- **WORK ORDER**:
Go through the lines below and tally those containing the string "CountryBoundary". Respond with the number only.

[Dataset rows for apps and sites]
- - - - - - -
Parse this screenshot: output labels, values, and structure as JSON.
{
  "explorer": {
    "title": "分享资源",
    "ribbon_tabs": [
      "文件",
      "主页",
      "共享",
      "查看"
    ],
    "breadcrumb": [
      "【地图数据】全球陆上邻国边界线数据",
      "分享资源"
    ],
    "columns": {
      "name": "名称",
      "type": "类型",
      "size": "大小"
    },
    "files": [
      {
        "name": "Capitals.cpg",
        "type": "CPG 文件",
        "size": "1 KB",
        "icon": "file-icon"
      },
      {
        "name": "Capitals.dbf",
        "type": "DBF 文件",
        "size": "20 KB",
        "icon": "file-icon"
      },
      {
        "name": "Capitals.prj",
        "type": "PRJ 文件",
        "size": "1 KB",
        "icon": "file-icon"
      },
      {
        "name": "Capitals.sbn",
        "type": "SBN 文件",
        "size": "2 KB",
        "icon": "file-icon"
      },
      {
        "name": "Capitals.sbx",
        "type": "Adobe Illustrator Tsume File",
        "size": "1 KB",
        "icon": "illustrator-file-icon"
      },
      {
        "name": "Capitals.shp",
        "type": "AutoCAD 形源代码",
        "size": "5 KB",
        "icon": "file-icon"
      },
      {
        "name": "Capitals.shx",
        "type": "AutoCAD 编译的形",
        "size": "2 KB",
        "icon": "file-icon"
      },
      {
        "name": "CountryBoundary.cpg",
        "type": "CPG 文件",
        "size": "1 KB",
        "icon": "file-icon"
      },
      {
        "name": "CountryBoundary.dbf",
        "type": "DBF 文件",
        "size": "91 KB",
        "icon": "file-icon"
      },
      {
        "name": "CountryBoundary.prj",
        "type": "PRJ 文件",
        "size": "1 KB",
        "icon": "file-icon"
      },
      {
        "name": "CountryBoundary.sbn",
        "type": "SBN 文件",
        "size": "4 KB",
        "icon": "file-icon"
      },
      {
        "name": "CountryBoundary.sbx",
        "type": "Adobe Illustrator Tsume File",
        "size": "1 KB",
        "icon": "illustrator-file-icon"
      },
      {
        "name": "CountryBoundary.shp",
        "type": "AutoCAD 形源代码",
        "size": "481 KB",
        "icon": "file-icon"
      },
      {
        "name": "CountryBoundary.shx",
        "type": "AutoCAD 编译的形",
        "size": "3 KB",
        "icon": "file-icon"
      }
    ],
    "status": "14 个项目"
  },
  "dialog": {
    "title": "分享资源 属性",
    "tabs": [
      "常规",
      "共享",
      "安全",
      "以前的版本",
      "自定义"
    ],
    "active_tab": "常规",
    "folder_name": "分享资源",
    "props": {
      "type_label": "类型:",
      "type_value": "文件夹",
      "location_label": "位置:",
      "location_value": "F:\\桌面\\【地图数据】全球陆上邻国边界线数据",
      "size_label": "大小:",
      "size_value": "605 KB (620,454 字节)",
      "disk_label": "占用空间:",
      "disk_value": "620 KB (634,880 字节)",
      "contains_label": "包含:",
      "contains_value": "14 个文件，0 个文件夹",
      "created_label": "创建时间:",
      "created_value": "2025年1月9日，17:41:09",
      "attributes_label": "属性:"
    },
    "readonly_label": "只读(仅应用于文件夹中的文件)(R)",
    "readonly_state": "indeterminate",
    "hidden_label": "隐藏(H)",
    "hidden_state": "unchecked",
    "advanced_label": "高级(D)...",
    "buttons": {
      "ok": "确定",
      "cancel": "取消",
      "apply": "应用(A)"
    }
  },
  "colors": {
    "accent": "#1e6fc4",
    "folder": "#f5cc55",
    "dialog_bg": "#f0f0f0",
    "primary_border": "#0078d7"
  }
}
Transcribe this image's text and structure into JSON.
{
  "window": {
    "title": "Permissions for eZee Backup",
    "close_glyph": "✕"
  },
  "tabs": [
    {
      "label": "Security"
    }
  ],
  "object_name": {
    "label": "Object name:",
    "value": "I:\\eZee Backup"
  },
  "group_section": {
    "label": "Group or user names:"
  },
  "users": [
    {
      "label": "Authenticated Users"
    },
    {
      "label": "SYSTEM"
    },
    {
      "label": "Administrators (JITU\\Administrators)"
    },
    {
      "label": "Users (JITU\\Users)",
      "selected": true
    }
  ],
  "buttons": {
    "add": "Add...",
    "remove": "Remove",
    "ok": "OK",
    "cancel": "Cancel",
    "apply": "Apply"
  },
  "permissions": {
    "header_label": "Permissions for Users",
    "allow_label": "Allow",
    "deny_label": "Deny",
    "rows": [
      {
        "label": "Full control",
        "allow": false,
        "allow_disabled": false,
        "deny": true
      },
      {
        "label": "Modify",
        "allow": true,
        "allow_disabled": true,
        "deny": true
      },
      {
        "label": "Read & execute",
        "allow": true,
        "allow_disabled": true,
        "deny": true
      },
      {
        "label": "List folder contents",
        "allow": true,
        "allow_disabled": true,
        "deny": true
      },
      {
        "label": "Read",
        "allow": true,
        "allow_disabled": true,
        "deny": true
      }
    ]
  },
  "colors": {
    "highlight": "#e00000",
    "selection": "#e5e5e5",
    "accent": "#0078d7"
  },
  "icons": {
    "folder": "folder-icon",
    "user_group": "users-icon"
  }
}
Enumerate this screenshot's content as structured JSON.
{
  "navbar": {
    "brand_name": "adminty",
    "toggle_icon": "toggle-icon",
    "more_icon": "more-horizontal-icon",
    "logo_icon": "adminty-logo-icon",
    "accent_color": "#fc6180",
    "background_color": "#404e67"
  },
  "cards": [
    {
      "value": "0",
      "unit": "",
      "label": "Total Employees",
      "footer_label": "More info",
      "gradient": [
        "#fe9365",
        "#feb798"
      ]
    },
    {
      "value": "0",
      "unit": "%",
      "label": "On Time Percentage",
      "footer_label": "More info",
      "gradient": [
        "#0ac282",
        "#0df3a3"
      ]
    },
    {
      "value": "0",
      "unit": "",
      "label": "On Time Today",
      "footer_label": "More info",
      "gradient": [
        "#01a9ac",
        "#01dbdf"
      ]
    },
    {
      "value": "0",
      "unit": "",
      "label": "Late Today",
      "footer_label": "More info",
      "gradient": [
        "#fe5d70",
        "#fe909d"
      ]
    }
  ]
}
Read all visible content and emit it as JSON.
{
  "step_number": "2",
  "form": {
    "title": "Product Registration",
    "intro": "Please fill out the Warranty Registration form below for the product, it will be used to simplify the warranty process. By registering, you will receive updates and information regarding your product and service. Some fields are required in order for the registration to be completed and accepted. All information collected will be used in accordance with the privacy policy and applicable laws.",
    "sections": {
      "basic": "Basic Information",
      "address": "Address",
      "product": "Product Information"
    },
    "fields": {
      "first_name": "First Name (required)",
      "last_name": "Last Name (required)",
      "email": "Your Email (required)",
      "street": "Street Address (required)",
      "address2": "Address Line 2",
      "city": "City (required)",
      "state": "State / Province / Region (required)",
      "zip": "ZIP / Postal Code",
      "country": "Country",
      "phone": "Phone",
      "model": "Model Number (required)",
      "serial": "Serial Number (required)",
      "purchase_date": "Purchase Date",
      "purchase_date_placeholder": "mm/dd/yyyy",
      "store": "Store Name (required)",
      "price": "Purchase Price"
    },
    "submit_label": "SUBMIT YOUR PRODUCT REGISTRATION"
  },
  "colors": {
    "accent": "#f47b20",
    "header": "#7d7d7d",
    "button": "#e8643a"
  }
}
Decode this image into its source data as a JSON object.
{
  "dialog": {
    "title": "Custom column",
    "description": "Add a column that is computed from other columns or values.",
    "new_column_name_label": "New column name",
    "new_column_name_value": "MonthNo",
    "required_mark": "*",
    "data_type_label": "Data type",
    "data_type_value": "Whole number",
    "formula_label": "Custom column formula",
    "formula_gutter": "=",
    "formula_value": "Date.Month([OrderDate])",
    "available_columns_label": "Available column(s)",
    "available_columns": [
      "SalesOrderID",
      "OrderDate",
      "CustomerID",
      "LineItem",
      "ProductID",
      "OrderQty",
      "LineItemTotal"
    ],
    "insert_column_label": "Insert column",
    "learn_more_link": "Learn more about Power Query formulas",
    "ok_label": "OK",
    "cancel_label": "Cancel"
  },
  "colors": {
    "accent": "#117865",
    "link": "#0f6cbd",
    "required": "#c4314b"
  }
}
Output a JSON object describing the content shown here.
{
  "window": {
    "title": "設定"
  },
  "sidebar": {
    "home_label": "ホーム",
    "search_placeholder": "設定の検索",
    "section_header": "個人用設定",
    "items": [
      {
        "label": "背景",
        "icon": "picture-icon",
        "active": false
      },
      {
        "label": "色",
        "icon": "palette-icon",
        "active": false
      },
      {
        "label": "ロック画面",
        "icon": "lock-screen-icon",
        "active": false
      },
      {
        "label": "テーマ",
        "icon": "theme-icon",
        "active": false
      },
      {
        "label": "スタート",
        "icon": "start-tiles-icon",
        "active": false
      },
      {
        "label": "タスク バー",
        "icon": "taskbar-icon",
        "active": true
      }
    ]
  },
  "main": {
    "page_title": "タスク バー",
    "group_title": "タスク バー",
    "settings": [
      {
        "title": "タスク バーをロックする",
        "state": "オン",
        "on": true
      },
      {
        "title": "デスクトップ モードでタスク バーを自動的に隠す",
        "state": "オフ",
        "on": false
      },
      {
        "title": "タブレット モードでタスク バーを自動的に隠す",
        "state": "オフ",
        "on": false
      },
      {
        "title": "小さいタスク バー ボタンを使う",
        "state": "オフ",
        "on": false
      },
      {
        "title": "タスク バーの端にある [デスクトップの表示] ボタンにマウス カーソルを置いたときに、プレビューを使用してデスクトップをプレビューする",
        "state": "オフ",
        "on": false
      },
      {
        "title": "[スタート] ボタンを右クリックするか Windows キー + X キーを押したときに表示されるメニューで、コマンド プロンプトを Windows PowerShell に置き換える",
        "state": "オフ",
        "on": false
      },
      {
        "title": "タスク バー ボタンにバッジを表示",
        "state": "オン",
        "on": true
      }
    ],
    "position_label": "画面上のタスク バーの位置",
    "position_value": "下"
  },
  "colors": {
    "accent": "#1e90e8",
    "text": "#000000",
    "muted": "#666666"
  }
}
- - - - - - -
- **SOLUTION BELOW**:
7